[EXCERPTED DATA — start]
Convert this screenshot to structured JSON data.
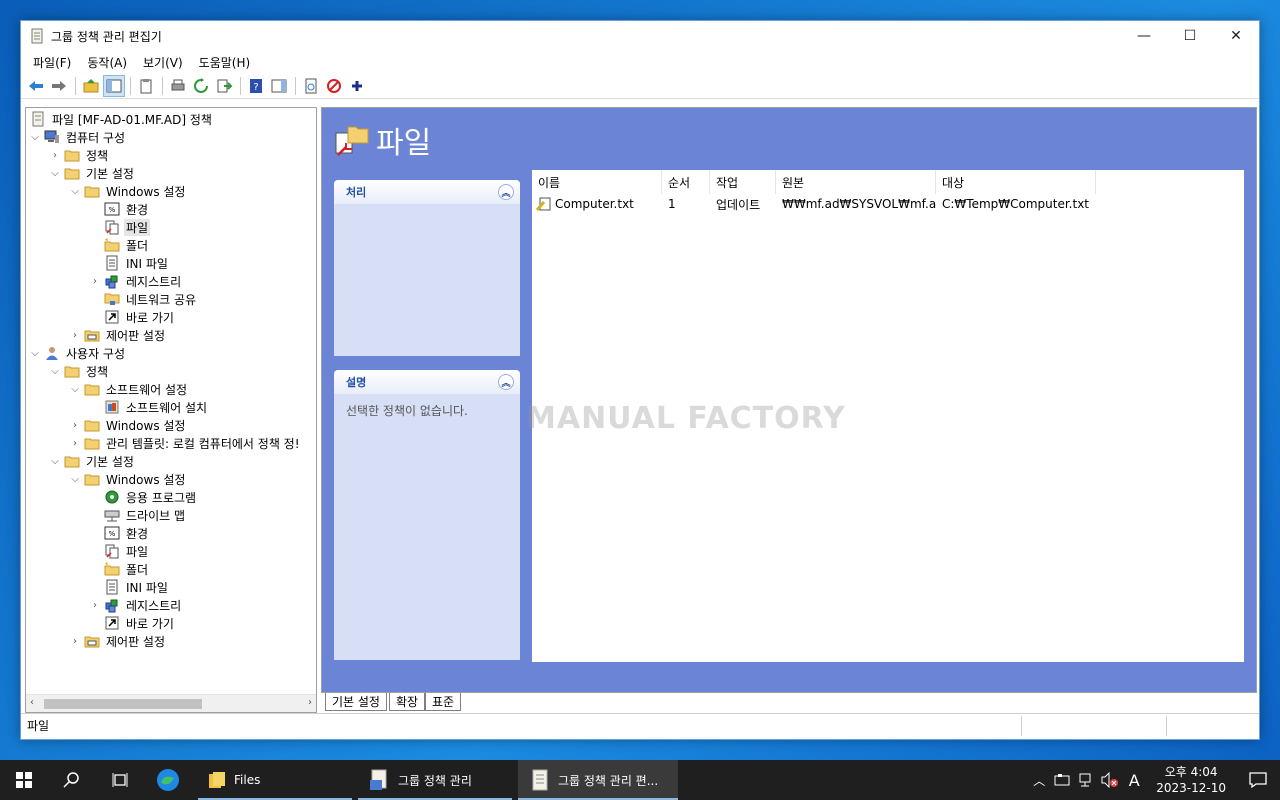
{
  "window": {
    "title": "그룹 정책 관리 편집기",
    "minimize": "—",
    "maximize": "☐",
    "close": "✕"
  },
  "menu": [
    "파일(F)",
    "동작(A)",
    "보기(V)",
    "도움말(H)"
  ],
  "tree": {
    "root": "파일 [MF-AD-01.MF.AD] 정책",
    "computer_config": "컴퓨터 구성",
    "policies": "정책",
    "preferences": "기본 설정",
    "windows_settings": "Windows 설정",
    "environment": "환경",
    "files": "파일",
    "folders": "폴더",
    "ini_files": "INI 파일",
    "registry": "레지스트리",
    "network_shares": "네트워크 공유",
    "shortcuts": "바로 가기",
    "control_panel": "제어판 설정",
    "user_config": "사용자 구성",
    "software_settings": "소프트웨어 설정",
    "software_install": "소프트웨어 설치",
    "admin_templates": "관리 템플릿: 로컬 컴퓨터에서 정책 정!",
    "applications": "응용 프로그램",
    "drive_maps": "드라이브 맵"
  },
  "panel": {
    "heading": "파일",
    "processing_title": "처리",
    "description_title": "설명",
    "description_text": "선택한 정책이 없습니다."
  },
  "list": {
    "columns": [
      "이름",
      "순서",
      "작업",
      "원본",
      "대상"
    ],
    "rows": [
      {
        "name": "Computer.txt",
        "order": "1",
        "action": "업데이트",
        "source": "₩₩mf.ad₩SYSVOL₩mf.a...",
        "target": "C:₩Temp₩Computer.txt"
      }
    ]
  },
  "tabs": [
    "기본 설정",
    "확장",
    "표준"
  ],
  "status": "파일",
  "watermark": "MANUAL FACTORY",
  "taskbar": {
    "files_label": "Files",
    "gpm_label": "그룹 정책 관리",
    "gpme_label": "그룹 정책 관리 편...",
    "time": "오후 4:04",
    "date": "2023-12-10",
    "ime": "A"
  },
  "colors": {
    "panel_bg": "#6c84d6",
    "task_bg": "#d6dff5",
    "taskbar_bg": "#1f1f1f"
  }
}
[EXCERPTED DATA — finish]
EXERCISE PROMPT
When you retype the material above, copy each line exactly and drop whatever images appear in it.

OUTPUT BELOW
Convert this screenshot to structured JSON data.
{
  "window": {
    "title": "그룹 정책 관리 편집기",
    "minimize": "—",
    "maximize": "☐",
    "close": "✕"
  },
  "menu": [
    "파일(F)",
    "동작(A)",
    "보기(V)",
    "도움말(H)"
  ],
  "tree": {
    "root": "파일 [MF-AD-01.MF.AD] 정책",
    "computer_config": "컴퓨터 구성",
    "policies": "정책",
    "preferences": "기본 설정",
    "windows_settings": "Windows 설정",
    "environment": "환경",
    "files": "파일",
    "folders": "폴더",
    "ini_files": "INI 파일",
    "registry": "레지스트리",
    "network_shares": "네트워크 공유",
    "shortcuts": "바로 가기",
    "control_panel": "제어판 설정",
    "user_config": "사용자 구성",
    "software_settings": "소프트웨어 설정",
    "software_install": "소프트웨어 설치",
    "admin_templates": "관리 템플릿: 로컬 컴퓨터에서 정책 정!",
    "applications": "응용 프로그램",
    "drive_maps": "드라이브 맵"
  },
  "panel": {
    "heading": "파일",
    "processing_title": "처리",
    "description_title": "설명",
    "description_text": "선택한 정책이 없습니다."
  },
  "list": {
    "columns": [
      "이름",
      "순서",
      "작업",
      "원본",
      "대상"
    ],
    "rows": [
      {
        "name": "Computer.txt",
        "order": "1",
        "action": "업데이트",
        "source": "₩₩mf.ad₩SYSVOL₩mf.a...",
        "target": "C:₩Temp₩Computer.txt"
      }
    ]
  },
  "tabs": [
    "기본 설정",
    "확장",
    "표준"
  ],
  "status": "파일",
  "watermark": "MANUAL FACTORY",
  "taskbar": {
    "files_label": "Files",
    "gpm_label": "그룹 정책 관리",
    "gpme_label": "그룹 정책 관리 편...",
    "time": "오후 4:04",
    "date": "2023-12-10",
    "ime": "A"
  },
  "colors": {
    "panel_bg": "#6c84d6",
    "task_bg": "#d6dff5",
    "taskbar_bg": "#1f1f1f"
  }
}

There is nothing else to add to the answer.